The National Gallery of Canada recently announced the creation of the Canadian Institute of Photography (CPI), a new organization that will be one of the largest repositories of photographs and photographic apparatus in the world. The Institute, which will be housed at the National Gallery in Ottawa, has come about through two significant gifts from private and corporate philanthropy.
On the private side, billionaire David Thomson, chair of Thomson Reuters Corp., will donate most of his own collection of 19th and 20th century photographs, books and historical objects – thought to be one of the largest private collections in the world. These gifts will be in addition to the estimated 12,000 photographs and objects Thomson donated to the Gallery just this year alone. A somewhat controversial figure, Thomson has been collecting art and photography for much of his life, and he now owns what is thought to be the world's top collection of John Constable's works.

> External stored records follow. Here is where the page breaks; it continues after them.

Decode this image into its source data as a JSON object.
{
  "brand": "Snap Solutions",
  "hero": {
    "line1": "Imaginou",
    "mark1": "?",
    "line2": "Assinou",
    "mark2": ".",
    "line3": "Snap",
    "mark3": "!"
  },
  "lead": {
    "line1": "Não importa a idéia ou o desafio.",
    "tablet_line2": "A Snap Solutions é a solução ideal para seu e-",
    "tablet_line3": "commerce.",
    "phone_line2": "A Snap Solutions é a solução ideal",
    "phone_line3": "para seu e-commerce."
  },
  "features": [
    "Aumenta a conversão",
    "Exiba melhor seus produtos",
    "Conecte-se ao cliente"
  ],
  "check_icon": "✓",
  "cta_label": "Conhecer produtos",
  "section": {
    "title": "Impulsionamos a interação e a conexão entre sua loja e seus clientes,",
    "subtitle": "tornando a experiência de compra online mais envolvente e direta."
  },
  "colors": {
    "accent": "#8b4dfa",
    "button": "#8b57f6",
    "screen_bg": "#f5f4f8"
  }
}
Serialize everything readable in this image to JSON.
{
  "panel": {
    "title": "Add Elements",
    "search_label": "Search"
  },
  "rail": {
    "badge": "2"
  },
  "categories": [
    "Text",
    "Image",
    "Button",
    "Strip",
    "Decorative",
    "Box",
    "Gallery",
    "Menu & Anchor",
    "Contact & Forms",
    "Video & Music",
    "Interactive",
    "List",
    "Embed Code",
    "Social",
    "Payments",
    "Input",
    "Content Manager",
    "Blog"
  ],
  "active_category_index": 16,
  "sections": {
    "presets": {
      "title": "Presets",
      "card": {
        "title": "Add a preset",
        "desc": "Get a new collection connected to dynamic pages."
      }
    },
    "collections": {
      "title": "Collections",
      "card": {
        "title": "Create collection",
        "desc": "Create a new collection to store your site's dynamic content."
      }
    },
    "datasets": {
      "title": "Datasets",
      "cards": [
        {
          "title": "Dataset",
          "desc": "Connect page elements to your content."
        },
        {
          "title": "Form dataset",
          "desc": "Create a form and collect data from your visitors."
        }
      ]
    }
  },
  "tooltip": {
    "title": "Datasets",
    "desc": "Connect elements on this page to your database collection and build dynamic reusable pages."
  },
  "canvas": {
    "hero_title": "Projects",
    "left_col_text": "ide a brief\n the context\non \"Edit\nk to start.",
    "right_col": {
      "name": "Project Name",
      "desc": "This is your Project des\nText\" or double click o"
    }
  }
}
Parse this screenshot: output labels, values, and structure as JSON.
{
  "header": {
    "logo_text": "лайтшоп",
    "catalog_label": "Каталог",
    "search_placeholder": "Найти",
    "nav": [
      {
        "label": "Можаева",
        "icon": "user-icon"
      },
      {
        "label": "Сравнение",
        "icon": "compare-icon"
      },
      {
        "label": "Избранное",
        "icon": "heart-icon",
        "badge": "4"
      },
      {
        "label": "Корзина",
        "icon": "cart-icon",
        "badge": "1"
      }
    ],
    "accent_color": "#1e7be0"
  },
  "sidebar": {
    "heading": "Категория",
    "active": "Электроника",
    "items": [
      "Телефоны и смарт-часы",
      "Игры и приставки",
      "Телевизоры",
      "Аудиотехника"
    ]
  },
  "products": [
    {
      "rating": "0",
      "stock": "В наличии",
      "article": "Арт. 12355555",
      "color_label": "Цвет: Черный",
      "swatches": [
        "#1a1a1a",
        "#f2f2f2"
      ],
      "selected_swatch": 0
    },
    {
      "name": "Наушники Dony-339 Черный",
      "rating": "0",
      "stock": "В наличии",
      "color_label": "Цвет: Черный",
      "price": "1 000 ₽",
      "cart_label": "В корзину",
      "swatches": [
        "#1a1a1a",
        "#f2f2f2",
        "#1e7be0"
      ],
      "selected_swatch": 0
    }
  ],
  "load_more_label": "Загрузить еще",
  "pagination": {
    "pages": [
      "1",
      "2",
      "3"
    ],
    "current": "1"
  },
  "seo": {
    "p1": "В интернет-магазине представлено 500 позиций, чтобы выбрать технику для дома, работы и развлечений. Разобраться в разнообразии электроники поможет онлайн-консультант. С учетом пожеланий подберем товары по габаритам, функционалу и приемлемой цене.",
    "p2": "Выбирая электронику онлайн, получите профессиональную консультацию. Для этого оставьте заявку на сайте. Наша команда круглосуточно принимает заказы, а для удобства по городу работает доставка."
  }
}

Among the gifts that Thomson has promised is the Isenburg Collection of early American photographs and photographic equipment. The collection is described as "unparalleled" in its breadth and depth, and it is especially known for its many early Daguerreotypes and Daguerreotype cameras. Among its highlights are the largest group of Southworth and Hawes images in private hands, one of the earliest surviving Daguerreotypes of the U.S. Capitol, and a large number of early images and photographic ephemera from the California Gold Rush.
In addition to the Thomson donations, the CPI will continue to build on the already important collections of the National Gallery, which include the holdings of the former Canadian Museum of Contemporary Photography and the most comprehensive collection of Canadian photography and photographic history. There has been a long-time commitment to photography at the National Gallery, as evidenced by its beautiful 1993 publication Magicians of Light: Photographs from the Collection of the National Gallery of Canada.
The other key philanthropic partner in the new Institute is Scotiabank, the third-largest bank in Canada and a long-time supporter of photography in that country. The bank has pledged $10 million as a founding partner in CPI. This is the single largest philanthropic gift in the bank's 183-year history, and in recognition of this gift the National Gallery will rename its Great Hall to the Scotiabank Great Hall.
Scotiabank began collecting photographs in 1976 and has a major promoter of Canadian photography for the past 40 years. For much of the past decade the bank has been the major sponsor of the Scotiabank CONTACT Photography Festival, which is the largest annual peer-reviewed award in Canadian contemporary photography. In addition, the bank annually sponsors the Scotiabank Photography Award, which includes a cash prize of $50,000 plus a book and exhibition for the winning photographer.
In addition to showcasing its very impressive collection, the new Institute will offer on-going photographic exhibitions, research fellowships, publications, conferences and public lectures.